PROBLEM REQUIREMENTS: Across the entries below, tally every line that holds the string "JSON" and reply with the number only.

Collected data
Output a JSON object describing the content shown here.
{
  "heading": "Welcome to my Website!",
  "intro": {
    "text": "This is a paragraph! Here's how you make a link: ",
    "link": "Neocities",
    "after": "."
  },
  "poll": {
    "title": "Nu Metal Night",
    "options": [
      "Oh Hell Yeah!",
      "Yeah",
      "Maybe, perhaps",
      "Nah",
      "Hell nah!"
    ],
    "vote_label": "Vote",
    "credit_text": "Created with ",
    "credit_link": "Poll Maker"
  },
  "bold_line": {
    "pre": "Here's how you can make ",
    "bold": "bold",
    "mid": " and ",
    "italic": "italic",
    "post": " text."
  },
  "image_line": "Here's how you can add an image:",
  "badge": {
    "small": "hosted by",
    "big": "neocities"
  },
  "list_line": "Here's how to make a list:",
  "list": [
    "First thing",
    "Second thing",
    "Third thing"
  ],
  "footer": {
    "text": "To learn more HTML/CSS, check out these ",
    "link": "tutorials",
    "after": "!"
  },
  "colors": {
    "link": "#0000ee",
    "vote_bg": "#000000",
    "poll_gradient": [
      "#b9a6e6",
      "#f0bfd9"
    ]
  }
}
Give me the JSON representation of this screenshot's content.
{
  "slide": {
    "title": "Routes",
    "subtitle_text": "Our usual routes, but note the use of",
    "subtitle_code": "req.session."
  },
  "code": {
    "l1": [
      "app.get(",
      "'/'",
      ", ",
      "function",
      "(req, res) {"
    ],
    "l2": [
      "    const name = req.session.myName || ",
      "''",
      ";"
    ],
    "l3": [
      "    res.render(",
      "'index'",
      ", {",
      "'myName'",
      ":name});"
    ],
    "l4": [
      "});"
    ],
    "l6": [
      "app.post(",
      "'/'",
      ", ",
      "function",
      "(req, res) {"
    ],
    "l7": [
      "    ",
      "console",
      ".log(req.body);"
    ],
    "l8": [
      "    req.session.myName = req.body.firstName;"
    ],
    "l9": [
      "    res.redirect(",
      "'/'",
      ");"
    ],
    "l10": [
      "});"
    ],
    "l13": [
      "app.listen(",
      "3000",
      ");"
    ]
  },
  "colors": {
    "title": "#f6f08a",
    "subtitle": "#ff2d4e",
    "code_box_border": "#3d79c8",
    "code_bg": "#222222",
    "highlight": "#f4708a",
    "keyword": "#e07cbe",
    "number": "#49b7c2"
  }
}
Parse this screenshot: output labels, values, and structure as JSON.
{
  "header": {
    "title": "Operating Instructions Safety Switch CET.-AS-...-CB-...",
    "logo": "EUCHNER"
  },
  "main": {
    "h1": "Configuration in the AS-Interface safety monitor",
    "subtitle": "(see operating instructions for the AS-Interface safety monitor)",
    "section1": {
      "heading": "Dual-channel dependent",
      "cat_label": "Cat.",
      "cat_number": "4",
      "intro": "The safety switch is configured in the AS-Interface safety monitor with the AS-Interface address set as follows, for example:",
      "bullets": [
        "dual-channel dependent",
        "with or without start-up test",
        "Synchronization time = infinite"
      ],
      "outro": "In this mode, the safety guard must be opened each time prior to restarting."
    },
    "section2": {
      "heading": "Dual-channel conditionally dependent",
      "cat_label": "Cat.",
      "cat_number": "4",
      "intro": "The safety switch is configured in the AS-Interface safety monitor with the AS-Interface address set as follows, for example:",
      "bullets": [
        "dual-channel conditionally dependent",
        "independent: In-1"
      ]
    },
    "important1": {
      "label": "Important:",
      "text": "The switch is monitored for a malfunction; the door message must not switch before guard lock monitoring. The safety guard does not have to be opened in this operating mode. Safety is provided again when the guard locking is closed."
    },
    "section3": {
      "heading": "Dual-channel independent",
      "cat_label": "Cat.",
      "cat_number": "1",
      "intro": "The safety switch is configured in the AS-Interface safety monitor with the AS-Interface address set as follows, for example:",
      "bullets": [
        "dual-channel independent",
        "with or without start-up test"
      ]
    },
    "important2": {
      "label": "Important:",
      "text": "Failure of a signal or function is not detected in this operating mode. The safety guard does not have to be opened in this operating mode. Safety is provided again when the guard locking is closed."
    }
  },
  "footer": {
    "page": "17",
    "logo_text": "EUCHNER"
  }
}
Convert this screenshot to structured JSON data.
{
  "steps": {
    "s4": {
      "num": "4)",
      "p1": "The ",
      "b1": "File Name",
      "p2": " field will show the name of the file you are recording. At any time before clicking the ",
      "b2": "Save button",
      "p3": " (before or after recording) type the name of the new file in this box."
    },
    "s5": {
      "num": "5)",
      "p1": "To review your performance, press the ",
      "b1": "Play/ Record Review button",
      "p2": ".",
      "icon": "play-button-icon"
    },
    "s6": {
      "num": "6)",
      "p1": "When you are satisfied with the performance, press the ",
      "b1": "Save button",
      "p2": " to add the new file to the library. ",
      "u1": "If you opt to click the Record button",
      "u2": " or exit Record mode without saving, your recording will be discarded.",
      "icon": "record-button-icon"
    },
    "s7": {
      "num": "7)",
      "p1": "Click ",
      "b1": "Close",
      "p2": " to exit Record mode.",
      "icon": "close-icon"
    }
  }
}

SOLUTION TO THIS PROBLEM: 4